Yoga Stretches for Runners

Benna Crawford
Runner stretching in sunny rural field

Running, as great as it is for fitness, comes with a price: tight muscles. If you want to enjoy all the many bennies your running habit delivers, add a few minutes of yoga stretches after your run (when you're warmed up) to prevent injury and protect your agility and range of motion. You don't need a mat for most of these; you can do them right on the trail, track, or a patch of off-trail grass.

Low Lunge - Anjaneyasana

Low lunge, anjaneyasana, is just more of the same -- a pose that mimics an exaggerated running stride -- but deeper, slower, longer, more grounded. You get an amazing stretch from your pinkie finger all the way down the front of your torso and leg to your toes. A low lunge tackles tight hips, thighs, groins, and abs as it works that nice split that gives your in-motion run its kick. The backbend and long leg stretch of the pose are really satisfying after the intense forward motion and pounding pace of your run. Enjoy it but if you choose to deepen the stretch, stay focused and don't bounce. Bouncing is bad form for stretches.

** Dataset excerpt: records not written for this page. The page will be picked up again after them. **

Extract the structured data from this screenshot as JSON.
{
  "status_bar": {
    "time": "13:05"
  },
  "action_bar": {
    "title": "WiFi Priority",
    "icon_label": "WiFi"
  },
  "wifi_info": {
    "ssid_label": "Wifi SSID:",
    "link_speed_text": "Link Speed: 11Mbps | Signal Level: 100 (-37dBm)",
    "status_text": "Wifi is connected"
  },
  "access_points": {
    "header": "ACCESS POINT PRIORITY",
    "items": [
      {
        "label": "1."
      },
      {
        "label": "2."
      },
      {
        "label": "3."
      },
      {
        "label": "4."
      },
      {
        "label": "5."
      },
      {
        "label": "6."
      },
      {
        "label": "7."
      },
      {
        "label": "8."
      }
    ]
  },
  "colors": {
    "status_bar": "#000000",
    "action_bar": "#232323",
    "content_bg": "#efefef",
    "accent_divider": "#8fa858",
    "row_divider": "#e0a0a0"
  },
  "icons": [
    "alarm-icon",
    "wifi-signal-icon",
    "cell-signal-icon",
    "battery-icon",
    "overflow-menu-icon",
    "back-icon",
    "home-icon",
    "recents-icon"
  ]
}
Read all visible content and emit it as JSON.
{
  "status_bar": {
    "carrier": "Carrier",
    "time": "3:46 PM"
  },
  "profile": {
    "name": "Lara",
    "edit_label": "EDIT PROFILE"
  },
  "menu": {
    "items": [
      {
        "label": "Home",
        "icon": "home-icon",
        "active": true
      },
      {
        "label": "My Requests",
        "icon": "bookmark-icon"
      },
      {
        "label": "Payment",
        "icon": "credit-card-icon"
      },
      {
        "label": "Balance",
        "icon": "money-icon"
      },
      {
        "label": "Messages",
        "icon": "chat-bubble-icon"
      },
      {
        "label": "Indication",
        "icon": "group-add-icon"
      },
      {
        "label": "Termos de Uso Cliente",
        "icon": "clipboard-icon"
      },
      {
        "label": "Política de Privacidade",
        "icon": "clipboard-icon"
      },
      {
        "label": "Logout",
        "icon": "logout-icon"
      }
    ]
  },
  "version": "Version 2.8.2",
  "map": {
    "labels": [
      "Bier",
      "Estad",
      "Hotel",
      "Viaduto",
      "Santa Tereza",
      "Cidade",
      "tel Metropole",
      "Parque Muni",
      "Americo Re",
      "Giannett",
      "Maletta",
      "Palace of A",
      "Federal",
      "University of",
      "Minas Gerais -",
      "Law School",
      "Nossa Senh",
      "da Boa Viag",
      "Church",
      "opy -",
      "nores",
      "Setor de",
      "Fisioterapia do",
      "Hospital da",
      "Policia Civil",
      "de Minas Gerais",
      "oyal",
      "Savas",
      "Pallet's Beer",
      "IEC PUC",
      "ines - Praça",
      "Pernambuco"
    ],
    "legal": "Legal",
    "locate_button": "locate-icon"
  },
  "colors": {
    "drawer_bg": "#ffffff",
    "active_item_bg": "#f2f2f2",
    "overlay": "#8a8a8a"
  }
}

Downward-Facing Dog - Adho Mukha Svanasana

The dog will never let you down. It's good for just about everything. For runners, downward facing dog is a stretch for the spine, hamstrings, calves, ankles, arches, shoulders, and even hands. If you can't get your heels on the ground in full forward fold, use a handy bench, fence, porch step, tree stump -- whatever -- to brace yourself and really work the backs of those tight legs.

Garland - Malasana

Pretty name, tough pose. Garland pose or malasana will stretch your ankles, groins, and back. It opens your hip flexors, stretches your hamstrings, and releases your IT (iliotibial) band, which runs along your outer thigh from pelvic bone to shin. The wide-legged full squat improves balance, too. Breathe slow and deep; you can do this, and it feels so good when you stop.

Lord of the Dance - Natarajasana

You'll look gorgeous in dancer pose, but that's not why you do it. Lord Shiva Nataraj was onto something when he struck this pose in his cosmic dance. It stretches ankles, legs, thighs, groins, abs, chest, and shoulders. While you're fighting the wobbles, you're improving your balance. It feels good, looks good, and is good for you. Win-win-win.

More Is Better

Don't confine yourself to stand-up stretches after your run, or runner-friendly yoga stretches once you've hit your miles. Work great stretches into your regular yoga routine for even more supple bennies. Warrior III, locust, fish, triangle, forward bend...you have a long list of awesome stretches to choose from while you're thinking about running as you're on your yoga mat.

Yoga Stretches for Runners